Least concern

Kissos the alpha male of the pack, Hateya the alpha female and Taïma are the 3 adult wolves of the park. Taïma recently gave birth to two wolf cubs: Rhaegal and Aegon.


Scientific name : Canis lupus occidentalis

Where do they live?

In southeast Canada in the Great Lakes region, Quebec and Ontario.

Did you know?

They have a very developed sense of smell
They don't hunt like dogs with their nose to the ground, but with their ears raised and nose in the air to sense any smells or sounds that the wind might carry. Thanks to a Canadian study, we know that wolves can detect odours about 300 m away. They stop and point their nose toward the prey. This is the signal for the other wolves to lift their heads and analyse the smell. Each one then wags its tail and jumps in the air. Then, keeping quiet despite their excitement, they get as close as they can, upwind from the prey.

The Canadian timber wolf is a sub-species of the gray wolf, whose range covers western Canada and Alaska. It is also known as the northwestern wolf, the Mackenzie Valley wolf or the Alaskan timber wolf.
The long, thick legs of the Canadian timber wolf are adapted to its environment, helping the wolves cross rough terrain such as deep snow or the steep cliffs of the Rocky Mountains.

Weight

40 to 60 kg.

Height

40 to 50 cm at the withers.

Length

1 to 1.40 m.

Life expectancy

15-20 years.

Distance

They can travel up to 70 km per day.

The big bad wolf isn't so bad

Canada's wolf population is estimated to be between 50,000 and 60,000 individuals.
The species is not protected, but several Canadian associations raise awareness among local communities about the need for conservation and to try to combat misconceptions.

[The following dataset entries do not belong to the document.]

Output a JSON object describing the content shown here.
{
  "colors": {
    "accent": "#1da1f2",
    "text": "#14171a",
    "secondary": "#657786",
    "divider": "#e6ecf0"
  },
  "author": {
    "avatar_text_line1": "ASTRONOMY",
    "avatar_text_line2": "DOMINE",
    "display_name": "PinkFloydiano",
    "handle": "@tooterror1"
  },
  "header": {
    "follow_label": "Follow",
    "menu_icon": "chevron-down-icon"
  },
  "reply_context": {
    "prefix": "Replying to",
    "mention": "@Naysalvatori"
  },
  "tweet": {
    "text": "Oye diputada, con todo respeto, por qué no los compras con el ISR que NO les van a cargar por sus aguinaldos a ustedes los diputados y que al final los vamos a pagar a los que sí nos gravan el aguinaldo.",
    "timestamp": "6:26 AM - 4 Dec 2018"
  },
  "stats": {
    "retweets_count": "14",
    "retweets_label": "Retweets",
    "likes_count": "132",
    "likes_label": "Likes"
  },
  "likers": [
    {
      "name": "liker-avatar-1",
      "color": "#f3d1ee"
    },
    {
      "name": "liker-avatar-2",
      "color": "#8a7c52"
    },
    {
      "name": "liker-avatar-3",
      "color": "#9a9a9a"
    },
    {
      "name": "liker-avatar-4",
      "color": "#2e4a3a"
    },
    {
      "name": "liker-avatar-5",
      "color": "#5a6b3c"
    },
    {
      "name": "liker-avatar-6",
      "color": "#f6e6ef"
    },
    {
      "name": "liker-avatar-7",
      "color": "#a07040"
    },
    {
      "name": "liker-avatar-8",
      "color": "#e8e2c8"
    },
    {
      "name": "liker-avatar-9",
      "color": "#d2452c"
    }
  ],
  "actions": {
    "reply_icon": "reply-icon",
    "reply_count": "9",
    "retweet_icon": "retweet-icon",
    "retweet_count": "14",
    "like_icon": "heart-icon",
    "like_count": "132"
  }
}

Here, as elsewhere, wolves suffer far too often from an unfair image linked to tales and legends. The wolves are usually much more afraid of humans than we think.
And what if we made peace?